ASSIGNMENT:
Please restate exactly the lines from the one holding "Decode this image" to the end of the material, including both ends and excluding every picture.

──────── STUDY MATERIAL

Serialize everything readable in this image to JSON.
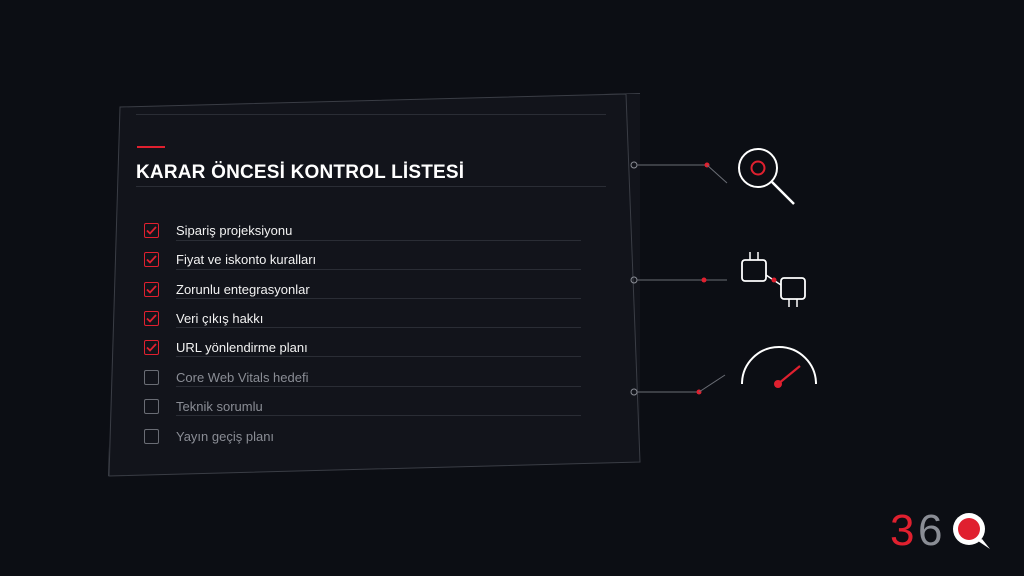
{
  "checklist": {
    "title": "KARAR ÖNCESİ KONTROL LİSTESİ",
    "items": [
      {
        "label": "Sipariş projeksiyonu",
        "checked": true
      },
      {
        "label": "Fiyat ve iskonto kuralları",
        "checked": true
      },
      {
        "label": "Zorunlu entegrasyonlar",
        "checked": true
      },
      {
        "label": "Veri çıkış hakkı",
        "checked": true
      },
      {
        "label": "URL yönlendirme planı",
        "checked": true
      },
      {
        "label": "Core Web Vitals hedefi",
        "checked": false
      },
      {
        "label": "Teknik sorumlu",
        "checked": false
      },
      {
        "label": "Yayın geçiş planı",
        "checked": false
      }
    ]
  },
  "icons": [
    "magnifier-icon",
    "plug-connection-icon",
    "speedometer-icon"
  ],
  "logo": {
    "text": "360"
  },
  "colors": {
    "accent": "#e0202f",
    "background": "#0c0e14",
    "card": "#12141b",
    "done_text": "#f2f2f2",
    "todo_text": "#8a8d95"
  }
}
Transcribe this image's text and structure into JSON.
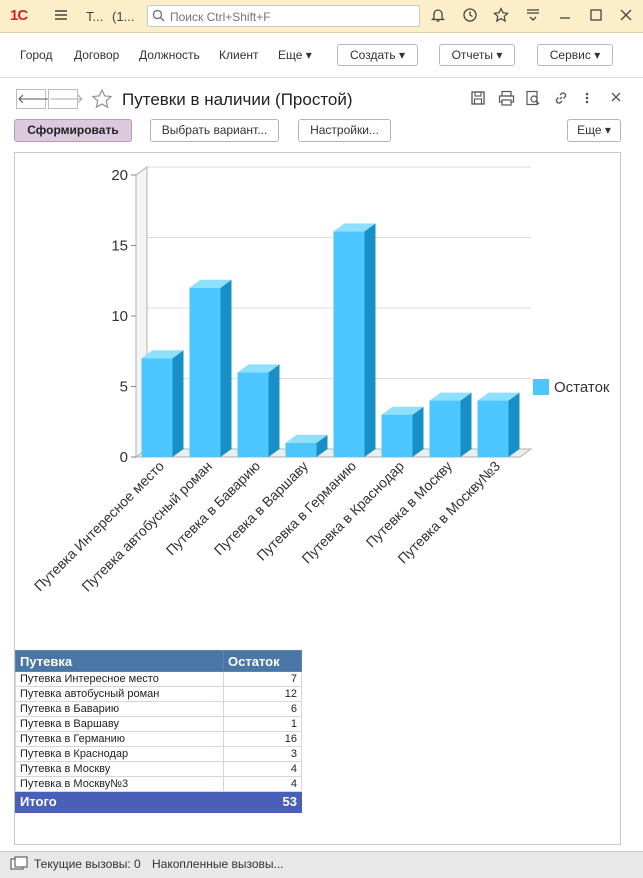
{
  "app": {
    "logo": "1С",
    "title_short": "Т...",
    "title_count": "(1...",
    "search_placeholder": "Поиск Ctrl+Shift+F"
  },
  "menu": {
    "items": [
      "Город",
      "Договор",
      "Должность",
      "Клиент"
    ],
    "more_label": "Еще ▾",
    "buttons": [
      "Создать ▾",
      "Отчеты ▾",
      "Сервис ▾"
    ]
  },
  "form": {
    "back": "🡐",
    "forward": "🡒",
    "title": "Путевки в наличии (Простой)",
    "generate_label": "Сформировать",
    "variant_label": "Выбрать вариант...",
    "settings_label": "Настройки...",
    "more_label": "Еще ▾"
  },
  "chart_data": {
    "type": "bar",
    "categories": [
      "Путевка  Интересное место",
      "Путевка автобусный роман",
      "Путевка в Баварию",
      "Путевка в Варшаву",
      "Путевка в Германию",
      "Путевка в Краснодар",
      "Путевка в Москву",
      "Путевка в Москву№3"
    ],
    "series": [
      {
        "name": "Остаток",
        "values": [
          7,
          12,
          6,
          1,
          16,
          3,
          4,
          4
        ]
      }
    ],
    "ylim": [
      0,
      20
    ],
    "yticks": [
      "0",
      "5",
      "10",
      "15",
      "20"
    ],
    "legend_position": "right",
    "color": "#4dc6ff",
    "grid": true
  },
  "table": {
    "headers": [
      "Путевка",
      "Остаток"
    ],
    "rows": [
      [
        "Путевка  Интересное место",
        "7"
      ],
      [
        "Путевка автобусный роман",
        "12"
      ],
      [
        "Путевка в Баварию",
        "6"
      ],
      [
        "Путевка в Варшаву",
        "1"
      ],
      [
        "Путевка в Германию",
        "16"
      ],
      [
        "Путевка в Краснодар",
        "3"
      ],
      [
        "Путевка в Москву",
        "4"
      ],
      [
        "Путевка в Москву№3",
        "4"
      ]
    ],
    "total_label": "Итого",
    "total_value": "53"
  },
  "status": {
    "current_calls": "Текущие вызовы: 0",
    "accumulated_calls": "Накопленные вызовы..."
  }
}
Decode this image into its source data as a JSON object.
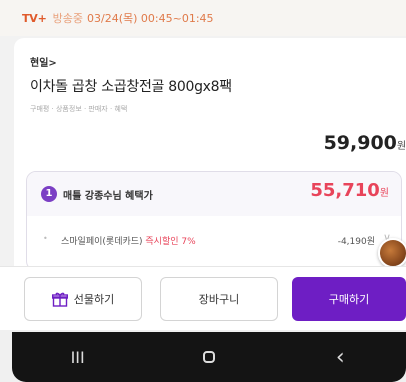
{
  "topbar": {
    "channel": "TV+",
    "broadcast_label": "방송중",
    "time": "03/24(목) 00:45~01:45"
  },
  "product": {
    "brand": "현일>",
    "title": "이차돌 곱창 소곱창전골 800gx8팩",
    "sub_info": "구매평 · 상품정보 · 판매자 · 혜택",
    "price": "59,900",
    "price_unit": "원",
    "price_suffix": "(",
    "colors": {
      "accent": "#6e1ec4",
      "sale": "#e8445a",
      "tv": "#e05a2b"
    }
  },
  "benefit": {
    "badge": "1",
    "label": "매틀 강종수님 혜택가",
    "price": "55,710",
    "price_unit": "원",
    "discount": {
      "label_prefix": "스마일페이(롯데카드) ",
      "label_highlight": "즉시할인 7%",
      "amount": "-4,190원",
      "chevron": "∨"
    }
  },
  "actions": {
    "gift_label": "선물하기",
    "cart_label": "장바구니",
    "buy_label": "구매하기"
  },
  "navbar": {
    "recent_icon": "recent-apps-icon",
    "home_icon": "home-icon",
    "back_icon": "back-icon",
    "recent": "III",
    "back": "‹"
  }
}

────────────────

OUTPUT OF THE TASK:
Decode this image into its source data as a JSON object.
{
  "topbar": {
    "channel": "TV+",
    "broadcast_label": "방송중",
    "time": "03/24(목) 00:45~01:45"
  },
  "product": {
    "brand": "현일>",
    "title": "이차돌 곱창 소곱창전골 800gx8팩",
    "sub_info": "구매평 · 상품정보 · 판매자 · 혜택",
    "price": "59,900",
    "price_unit": "원",
    "price_suffix": "(",
    "colors": {
      "accent": "#6e1ec4",
      "sale": "#e8445a",
      "tv": "#e05a2b"
    }
  },
  "benefit": {
    "badge": "1",
    "label": "매틀 강종수님 혜택가",
    "price": "55,710",
    "price_unit": "원",
    "discount": {
      "label_prefix": "스마일페이(롯데카드) ",
      "label_highlight": "즉시할인 7%",
      "amount": "-4,190원",
      "chevron": "∨"
    }
  },
  "actions": {
    "gift_label": "선물하기",
    "cart_label": "장바구니",
    "buy_label": "구매하기"
  },
  "navbar": {
    "recent_icon": "recent-apps-icon",
    "home_icon": "home-icon",
    "back_icon": "back-icon",
    "recent": "III",
    "back": "‹"
  }
}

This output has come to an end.